  • Judge achievement, not progress.  Be diligent about reviewing successful attainment of positive results and contributions during a fixed period of time rather than crediting effort, activity, or progress. 
  • Review performance for the entire cycle.  The evaluation must reflect an employee’s performance over the whole period of time covered by the review.  One month of outstanding performance does not offset eleven months of mediocre performance, even if it occurred in the month immediately preceding the review.
  • Review each objective independently.  Do not let reviews of one objective influence the review of another.  Employees often do better in some areas than others.  Therefore, review each aspect of performance independently of others.
  • Be a courageous, conscientious reviewer.  This may be the toughest guideline of all.  Managers who succeed here are scrupulous about giving a favorable evaluation of performance only when the employee has really earned it.  They know that the easy, comfortable route is to give people a “break” or the benefit of the doubt – no conflict, no difficult review discussion. 
  • Avoid rating pitfalls:
    • Leniency—The tendency to use a less stringent set of standards to rate an employee, resulting in an inflated rating.
    • Halo Effect—The tendency to give an employee an overall rating, either positive or negative, based on the evaluation of a single performance objective, which results in an inaccurate evaluation of overall performance.
    • Central Tendency—The tendency to avoid rating employees at the high and low extremes and to cluster all ratings at the center of a rating scale.
    • Impressions—The tendency to rate an employee on the basis of impressions and gut feelings rather than on concrete, observable examples of performance, behaviors and skills gathered over a period of time.
    • Recency Effect—The tendency to rate an individual on his/her most recent performance or contributions rather than on performance during an entire review period.

Discussing Performance

An important part of the performance review process is meeting with your manager to discuss your review.  Your manager should provide you with a copy of his or her evaluation before the meeting so you can look it over prior to discussing it.  Then, in the meeting, you and your manager should:

  • Review your performance goals and competencies one-by-one
  • Discuss themes and your overall performance rating
  • Address career development and opportunities
  • Work together to create SMART performance goals and at least one development goal for the coming year

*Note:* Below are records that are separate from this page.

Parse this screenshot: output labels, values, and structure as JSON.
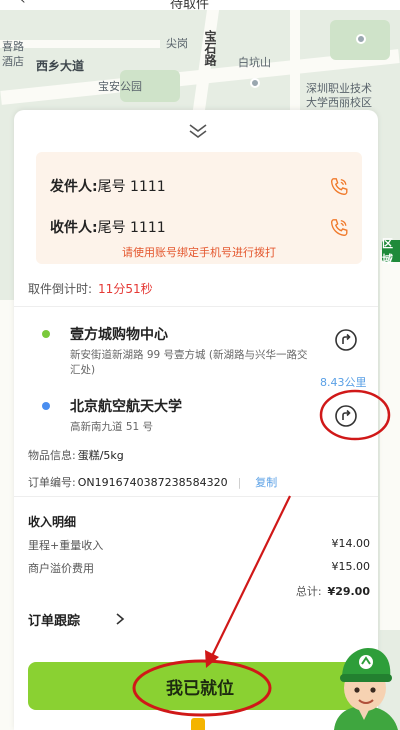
{
  "header": {
    "title": "待取件"
  },
  "map": {
    "labels": [
      "喜路",
      "酒店",
      "西乡大道",
      "尖岗",
      "宝石路",
      "白坑山",
      "宝安公园",
      "深圳职业技术",
      "大学西丽校区"
    ],
    "edge_tag": "区域"
  },
  "contacts": {
    "sender_label": "发件人:",
    "sender_value": "尾号 1111",
    "receiver_label": "收件人:",
    "receiver_value": "尾号 1111",
    "hint": "请使用账号绑定手机号进行拨打"
  },
  "countdown": {
    "label": "取件倒计时:",
    "time": "11分51秒"
  },
  "pickup": {
    "name": "壹方城购物中心",
    "detail": "新安街道新湖路 99 号壹方城 (新湖路与兴华一路交汇处)",
    "dot_color": "#7ac93b"
  },
  "distance": "8.43公里",
  "delivery": {
    "name": "北京航空航天大学",
    "detail": "高新南九道 51 号",
    "dot_color": "#4a8ef0"
  },
  "goods": {
    "label": "物品信息:",
    "value": "蛋糕/5kg"
  },
  "order": {
    "label": "订单编号:",
    "value": "ON1916740387238584320",
    "copy": "复制"
  },
  "income": {
    "title": "收入明细",
    "rows": [
      {
        "label": "里程+重量收入",
        "amount": "¥14.00"
      },
      {
        "label": "商户溢价费用",
        "amount": "¥15.00"
      }
    ],
    "total_label": "总计:",
    "total_amount": "¥29.00"
  },
  "tracking": {
    "label": "订单跟踪"
  },
  "arrive_button": {
    "label": "我已就位"
  },
  "colors": {
    "accent": "#8ad132",
    "annotation": "#d01818",
    "phone": "#f07a2c"
  }
}
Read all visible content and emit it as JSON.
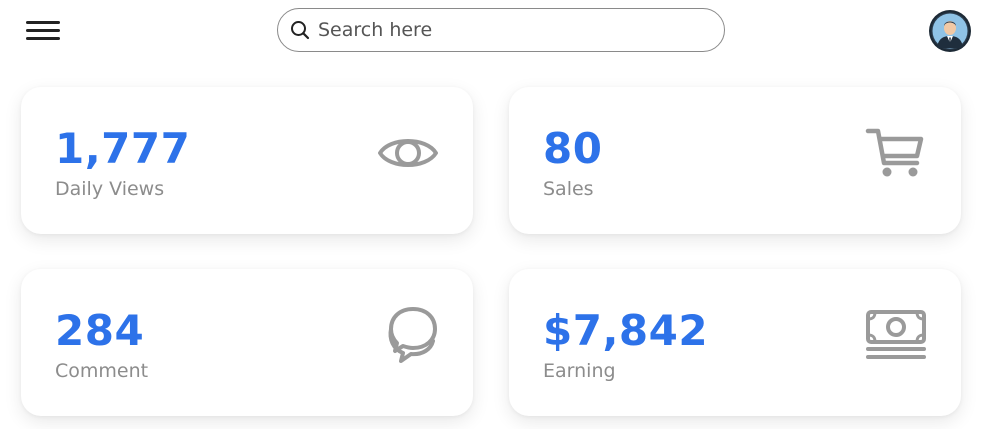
{
  "header": {
    "menu_icon": "hamburger-icon",
    "search": {
      "placeholder": "Search here",
      "value": "",
      "icon": "search-icon"
    },
    "avatar_icon": "user-avatar"
  },
  "cards": [
    {
      "value": "1,777",
      "label": "Daily Views",
      "icon": "eye-icon"
    },
    {
      "value": "80",
      "label": "Sales",
      "icon": "cart-icon"
    },
    {
      "value": "284",
      "label": "Comment",
      "icon": "chat-icon"
    },
    {
      "value": "$7,842",
      "label": "Earning",
      "icon": "cash-icon"
    }
  ],
  "colors": {
    "accent": "#2d72e9",
    "label": "#8c8c8c",
    "icon": "#9a9a9a"
  }
}
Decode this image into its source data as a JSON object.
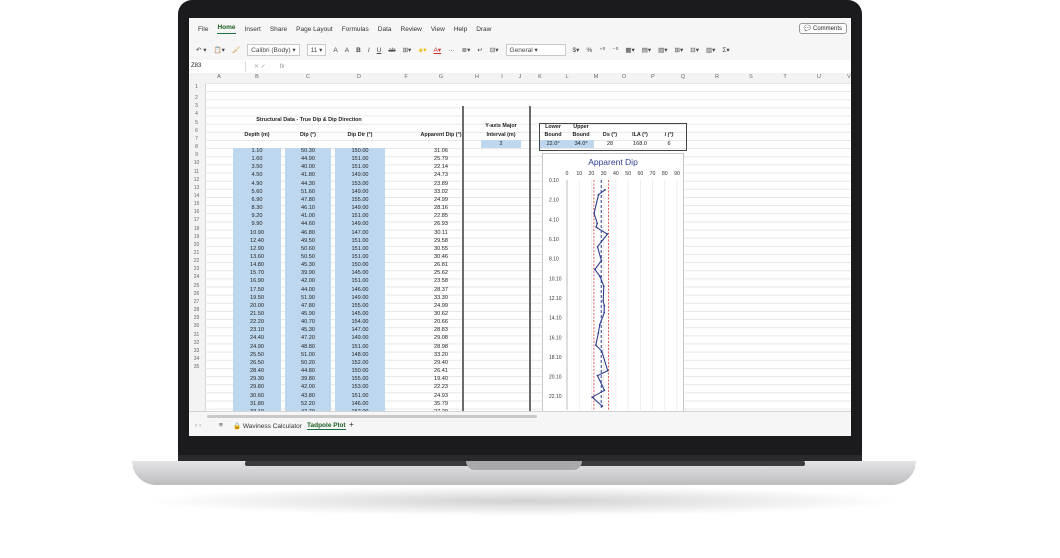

If you have any questions about what is expected of you during your performance discussion, ask your manager.